The alert will test the new Presidential Alert messaging system, which will be used to distribute information from the Oval Office and the Federal Emergency Management Agency to almost everyone in the United States when there are national emergencies such as natural disasters, acts of terrorism, or other threats to public safety.
But the test is causing some real concern. A lawsuit filed in New York late last month claims the system itself is “tantamount to hijacking private property for the purpose of planting a Government-controlled loudspeaker in the home and on the person of every American.”
This concern is rooted in the country’s history, said Ryan Ellis, an assistant professor at Northeastern whose research focuses on communication law and policy.
“You can draw a clear through-line from the outcry over unwanted junk mail, to email spam, to robocalls, and now this. That concern is really familiar. People have anxiety about who gets to speak, when they get to speak, and what they get to say when it comes to their communication networks.”

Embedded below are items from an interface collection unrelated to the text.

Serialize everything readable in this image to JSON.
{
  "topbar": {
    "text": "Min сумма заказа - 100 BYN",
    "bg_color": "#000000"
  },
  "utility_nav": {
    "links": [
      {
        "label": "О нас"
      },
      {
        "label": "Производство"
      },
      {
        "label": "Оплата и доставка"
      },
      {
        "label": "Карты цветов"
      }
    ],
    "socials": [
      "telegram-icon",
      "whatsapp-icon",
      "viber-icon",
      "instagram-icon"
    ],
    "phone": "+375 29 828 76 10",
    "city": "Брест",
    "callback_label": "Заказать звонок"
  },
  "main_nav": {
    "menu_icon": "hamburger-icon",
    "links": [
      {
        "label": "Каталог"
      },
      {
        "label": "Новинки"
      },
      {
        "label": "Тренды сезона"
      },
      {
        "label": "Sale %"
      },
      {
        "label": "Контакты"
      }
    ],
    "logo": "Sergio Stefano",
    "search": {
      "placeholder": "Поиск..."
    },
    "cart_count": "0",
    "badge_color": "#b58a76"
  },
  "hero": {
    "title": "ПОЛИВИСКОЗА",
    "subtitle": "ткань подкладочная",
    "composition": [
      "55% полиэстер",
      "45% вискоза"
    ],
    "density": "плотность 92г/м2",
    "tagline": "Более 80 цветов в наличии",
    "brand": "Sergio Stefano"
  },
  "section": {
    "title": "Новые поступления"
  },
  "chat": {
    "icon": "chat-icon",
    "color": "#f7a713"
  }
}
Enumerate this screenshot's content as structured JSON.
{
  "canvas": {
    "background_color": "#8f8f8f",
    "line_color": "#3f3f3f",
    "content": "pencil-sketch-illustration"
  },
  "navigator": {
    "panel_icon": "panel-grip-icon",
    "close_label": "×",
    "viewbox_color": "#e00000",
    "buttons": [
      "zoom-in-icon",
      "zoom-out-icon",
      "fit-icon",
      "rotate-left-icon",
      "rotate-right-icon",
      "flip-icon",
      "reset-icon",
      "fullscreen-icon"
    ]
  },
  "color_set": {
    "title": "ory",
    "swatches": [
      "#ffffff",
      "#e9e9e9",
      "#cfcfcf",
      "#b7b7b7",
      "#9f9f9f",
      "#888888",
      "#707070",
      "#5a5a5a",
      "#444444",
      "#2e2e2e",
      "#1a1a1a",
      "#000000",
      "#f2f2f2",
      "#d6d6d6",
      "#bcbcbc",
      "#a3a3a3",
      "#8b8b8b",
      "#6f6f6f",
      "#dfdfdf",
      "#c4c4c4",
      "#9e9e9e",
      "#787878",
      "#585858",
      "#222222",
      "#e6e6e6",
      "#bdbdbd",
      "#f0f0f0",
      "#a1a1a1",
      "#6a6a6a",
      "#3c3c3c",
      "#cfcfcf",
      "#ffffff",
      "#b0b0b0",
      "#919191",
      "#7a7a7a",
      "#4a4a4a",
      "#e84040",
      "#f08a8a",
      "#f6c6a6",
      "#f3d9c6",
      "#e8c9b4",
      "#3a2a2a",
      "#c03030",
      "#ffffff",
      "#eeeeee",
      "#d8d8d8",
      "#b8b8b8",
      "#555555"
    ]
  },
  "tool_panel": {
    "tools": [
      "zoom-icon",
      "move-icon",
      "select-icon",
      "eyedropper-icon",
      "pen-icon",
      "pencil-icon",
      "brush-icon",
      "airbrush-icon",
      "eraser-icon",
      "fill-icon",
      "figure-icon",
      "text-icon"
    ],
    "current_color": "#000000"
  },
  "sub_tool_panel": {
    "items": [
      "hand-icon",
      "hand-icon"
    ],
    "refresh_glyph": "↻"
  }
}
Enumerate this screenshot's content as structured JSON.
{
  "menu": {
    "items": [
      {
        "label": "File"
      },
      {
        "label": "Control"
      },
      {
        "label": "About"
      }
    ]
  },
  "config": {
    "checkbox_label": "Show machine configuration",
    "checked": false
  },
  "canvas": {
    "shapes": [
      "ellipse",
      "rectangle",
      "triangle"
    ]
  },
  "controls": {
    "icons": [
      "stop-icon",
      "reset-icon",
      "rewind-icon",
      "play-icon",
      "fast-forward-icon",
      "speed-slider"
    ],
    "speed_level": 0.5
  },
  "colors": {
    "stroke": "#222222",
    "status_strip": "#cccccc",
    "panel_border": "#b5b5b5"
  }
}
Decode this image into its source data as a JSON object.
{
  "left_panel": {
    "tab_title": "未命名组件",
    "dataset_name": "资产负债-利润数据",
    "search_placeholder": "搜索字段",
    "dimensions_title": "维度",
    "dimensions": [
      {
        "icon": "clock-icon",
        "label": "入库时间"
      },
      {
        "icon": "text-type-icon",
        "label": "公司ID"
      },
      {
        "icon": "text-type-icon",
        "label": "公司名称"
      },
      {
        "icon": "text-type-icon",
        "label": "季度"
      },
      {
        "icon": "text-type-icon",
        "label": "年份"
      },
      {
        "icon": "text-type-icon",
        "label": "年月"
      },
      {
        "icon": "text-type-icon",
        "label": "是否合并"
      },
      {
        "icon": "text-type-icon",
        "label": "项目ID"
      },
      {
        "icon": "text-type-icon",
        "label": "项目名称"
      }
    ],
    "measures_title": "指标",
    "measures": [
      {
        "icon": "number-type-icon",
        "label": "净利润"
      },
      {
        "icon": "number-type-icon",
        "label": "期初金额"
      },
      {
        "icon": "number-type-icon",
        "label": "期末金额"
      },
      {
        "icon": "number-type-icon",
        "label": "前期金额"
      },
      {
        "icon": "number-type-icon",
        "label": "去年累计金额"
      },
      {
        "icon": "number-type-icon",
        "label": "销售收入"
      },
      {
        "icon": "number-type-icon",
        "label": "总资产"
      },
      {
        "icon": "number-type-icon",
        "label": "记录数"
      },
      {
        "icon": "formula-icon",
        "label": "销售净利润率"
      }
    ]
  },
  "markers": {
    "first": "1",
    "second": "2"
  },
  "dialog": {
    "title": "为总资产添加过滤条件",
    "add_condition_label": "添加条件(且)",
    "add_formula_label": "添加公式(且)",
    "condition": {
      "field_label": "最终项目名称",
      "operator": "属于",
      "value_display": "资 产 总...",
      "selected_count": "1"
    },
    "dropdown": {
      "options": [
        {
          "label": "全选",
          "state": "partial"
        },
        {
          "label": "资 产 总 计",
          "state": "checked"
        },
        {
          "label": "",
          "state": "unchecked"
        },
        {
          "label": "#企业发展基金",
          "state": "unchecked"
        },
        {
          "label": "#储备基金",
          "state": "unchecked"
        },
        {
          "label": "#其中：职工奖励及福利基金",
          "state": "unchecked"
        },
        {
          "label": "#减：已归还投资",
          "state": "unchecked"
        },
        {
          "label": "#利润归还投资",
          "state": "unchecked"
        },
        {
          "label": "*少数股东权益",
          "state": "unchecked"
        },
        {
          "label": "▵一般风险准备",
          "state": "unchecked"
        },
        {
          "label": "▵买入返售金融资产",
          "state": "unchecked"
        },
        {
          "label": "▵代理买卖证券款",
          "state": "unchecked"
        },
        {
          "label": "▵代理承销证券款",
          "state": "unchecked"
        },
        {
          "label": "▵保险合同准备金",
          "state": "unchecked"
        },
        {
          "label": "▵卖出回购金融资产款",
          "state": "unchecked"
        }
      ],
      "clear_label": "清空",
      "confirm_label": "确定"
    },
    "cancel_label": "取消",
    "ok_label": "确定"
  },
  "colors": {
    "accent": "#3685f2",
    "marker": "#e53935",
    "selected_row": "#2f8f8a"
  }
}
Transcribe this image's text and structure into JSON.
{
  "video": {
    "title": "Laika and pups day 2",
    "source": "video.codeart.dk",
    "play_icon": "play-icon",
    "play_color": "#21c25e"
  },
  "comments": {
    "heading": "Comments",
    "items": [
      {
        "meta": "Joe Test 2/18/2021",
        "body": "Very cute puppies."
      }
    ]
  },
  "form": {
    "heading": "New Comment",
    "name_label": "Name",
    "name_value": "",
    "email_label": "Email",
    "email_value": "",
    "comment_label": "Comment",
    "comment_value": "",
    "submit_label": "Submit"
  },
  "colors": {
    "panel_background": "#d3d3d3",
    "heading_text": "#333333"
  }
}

“You can draw a clear through-line from the outcry over unwanted junk mail, to email spam, to robocalls, and now this,” he said. “That concern is really familiar. People have anxiety about who gets to speak, when they get to speak, and what they get to say when it comes to their communication networks.”
And people have a particularly personal connection to their cellphones, Ellis said. “People are worried about the control they do or don’t have over this thing that sits in their pocket or purse all day long,” he said.
Unlike AMBER alerts, which disseminate information about a missing child, and regional weather alerts, people can’t opt out of Presidential alerts, according to information from the Federal Emergency Management Agency.
Sometimes the alert itself—with its particular warning sound and vibration—can cause anxiety, even if the language itself is benign.
Ellis traced that anxiety back to the birth of the Emergency Alert System, which governmental agencies can use to break into TV and radio broadcasts to announce national and regional warnings.
“I remember hearing the emergency broadcast system when it broke into my favorite cartoon as a kid, and even though it was a test, it was still alarming,” he said.